The motorcoach was traveling approximately 46 miles per hour as it approached the stone arched Alexandria Avenue overpass bridge, which passes over the GW Parkway. The bus driver passed warning signs indicating that the right lane had only a 10-foot, 2-inch clearance, while the center lane had a 13-foot 4-inch clearance. The bus was 12 feet tall. The lead bus moved into the center lane, but the accident bus driver remained in the right lane and drove the bus into the underside of the bridge. Witnesses and the bus driver reported he was talking on a hands-free cellular telephone at the time of the accident.

Of the 27 student passengers, 10 received minor injuries and 1 sustained serious injuries. The bus driver and chaperone were uninjured.  The bus’s roof was destroyed.

The Safety Board determined that the probable cause of this accident was the bus driver’s failure to notice and respond to posted low-clearance warning signs and to the bridge itself due to cognitive distraction resulting from conversing on a hands-free cellular telephone while driving. Contributing to the accident was the low vertical clearance of the bridge, which does not meet current National Park Service road standards or American Association of State Highway and Transportation Officials guidelines.

As a result of this accident, the Safety Board made the following recommendations:

Finally, the Safety Board also reiterated a previously issued Safety Recommendation to 20 States to modify their traffic accident investigation forms to include driver distraction codes, including codes for interactive wireless communication device use.

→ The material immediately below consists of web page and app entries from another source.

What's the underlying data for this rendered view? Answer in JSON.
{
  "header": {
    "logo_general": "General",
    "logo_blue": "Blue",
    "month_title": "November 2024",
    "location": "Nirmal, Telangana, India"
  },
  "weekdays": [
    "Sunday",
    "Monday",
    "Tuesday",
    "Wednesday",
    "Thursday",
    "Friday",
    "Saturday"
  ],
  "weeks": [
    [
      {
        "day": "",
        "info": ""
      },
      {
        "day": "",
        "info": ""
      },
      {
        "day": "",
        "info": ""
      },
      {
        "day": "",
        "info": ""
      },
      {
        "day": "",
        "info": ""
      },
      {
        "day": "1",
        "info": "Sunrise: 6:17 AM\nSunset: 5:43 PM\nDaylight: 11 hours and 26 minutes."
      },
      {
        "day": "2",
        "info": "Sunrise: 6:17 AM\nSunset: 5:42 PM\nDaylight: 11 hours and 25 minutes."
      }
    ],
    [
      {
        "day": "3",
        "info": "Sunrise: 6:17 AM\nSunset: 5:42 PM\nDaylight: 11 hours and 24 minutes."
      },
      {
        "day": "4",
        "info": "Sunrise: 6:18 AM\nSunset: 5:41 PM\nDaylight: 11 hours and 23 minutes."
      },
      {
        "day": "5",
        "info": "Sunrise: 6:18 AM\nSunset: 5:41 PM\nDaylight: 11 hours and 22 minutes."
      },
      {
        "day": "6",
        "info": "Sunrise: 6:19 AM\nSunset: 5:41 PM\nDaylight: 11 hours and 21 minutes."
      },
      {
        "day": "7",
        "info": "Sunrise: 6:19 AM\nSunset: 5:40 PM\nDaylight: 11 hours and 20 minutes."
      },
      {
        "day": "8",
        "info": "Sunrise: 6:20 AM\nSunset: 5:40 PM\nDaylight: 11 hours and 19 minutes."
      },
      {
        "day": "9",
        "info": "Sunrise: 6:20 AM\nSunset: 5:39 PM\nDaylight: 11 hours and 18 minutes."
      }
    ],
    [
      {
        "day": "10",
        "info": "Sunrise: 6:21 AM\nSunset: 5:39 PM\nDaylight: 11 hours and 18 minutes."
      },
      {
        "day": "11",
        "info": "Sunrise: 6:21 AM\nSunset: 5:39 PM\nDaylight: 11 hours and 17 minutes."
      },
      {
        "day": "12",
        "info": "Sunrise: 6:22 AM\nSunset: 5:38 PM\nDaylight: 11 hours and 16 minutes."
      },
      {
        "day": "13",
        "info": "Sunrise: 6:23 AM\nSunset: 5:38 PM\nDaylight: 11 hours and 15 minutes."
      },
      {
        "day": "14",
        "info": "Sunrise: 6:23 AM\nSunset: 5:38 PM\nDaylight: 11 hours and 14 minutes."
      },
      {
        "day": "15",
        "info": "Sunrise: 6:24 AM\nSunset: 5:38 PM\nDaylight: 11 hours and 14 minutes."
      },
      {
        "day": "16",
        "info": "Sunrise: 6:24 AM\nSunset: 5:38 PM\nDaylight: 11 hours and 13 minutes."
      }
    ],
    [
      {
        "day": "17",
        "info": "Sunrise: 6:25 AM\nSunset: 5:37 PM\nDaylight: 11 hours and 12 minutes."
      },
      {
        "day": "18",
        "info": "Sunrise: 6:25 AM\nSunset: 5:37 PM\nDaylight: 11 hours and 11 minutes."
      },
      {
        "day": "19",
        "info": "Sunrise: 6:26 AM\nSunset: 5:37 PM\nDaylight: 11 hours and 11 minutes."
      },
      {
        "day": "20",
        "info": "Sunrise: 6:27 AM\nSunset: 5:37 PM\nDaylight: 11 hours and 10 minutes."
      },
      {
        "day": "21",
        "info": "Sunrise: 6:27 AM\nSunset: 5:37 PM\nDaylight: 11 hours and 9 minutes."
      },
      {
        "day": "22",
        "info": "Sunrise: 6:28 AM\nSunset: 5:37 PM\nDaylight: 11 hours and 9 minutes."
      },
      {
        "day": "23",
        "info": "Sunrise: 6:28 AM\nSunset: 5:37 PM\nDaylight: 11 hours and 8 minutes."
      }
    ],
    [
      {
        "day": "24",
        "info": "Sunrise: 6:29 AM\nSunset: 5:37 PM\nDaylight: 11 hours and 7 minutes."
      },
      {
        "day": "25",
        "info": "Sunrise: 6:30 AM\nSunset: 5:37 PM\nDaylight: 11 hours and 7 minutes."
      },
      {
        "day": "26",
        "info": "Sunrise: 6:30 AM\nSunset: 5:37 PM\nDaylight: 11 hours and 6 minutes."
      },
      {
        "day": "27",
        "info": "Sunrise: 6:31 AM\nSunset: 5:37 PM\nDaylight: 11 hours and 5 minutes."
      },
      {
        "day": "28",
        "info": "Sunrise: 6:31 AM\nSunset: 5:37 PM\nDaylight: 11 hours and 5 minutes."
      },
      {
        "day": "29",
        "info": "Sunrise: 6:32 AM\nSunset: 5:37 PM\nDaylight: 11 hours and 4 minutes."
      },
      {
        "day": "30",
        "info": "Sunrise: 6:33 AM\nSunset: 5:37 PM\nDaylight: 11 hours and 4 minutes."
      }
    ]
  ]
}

Mr. Chairman, I know you share my desire to improve motorcoach safety and I hope this information will assist you in accomplishing that goal.  This completes my statement, and I will be happy to respond to any questions you may have.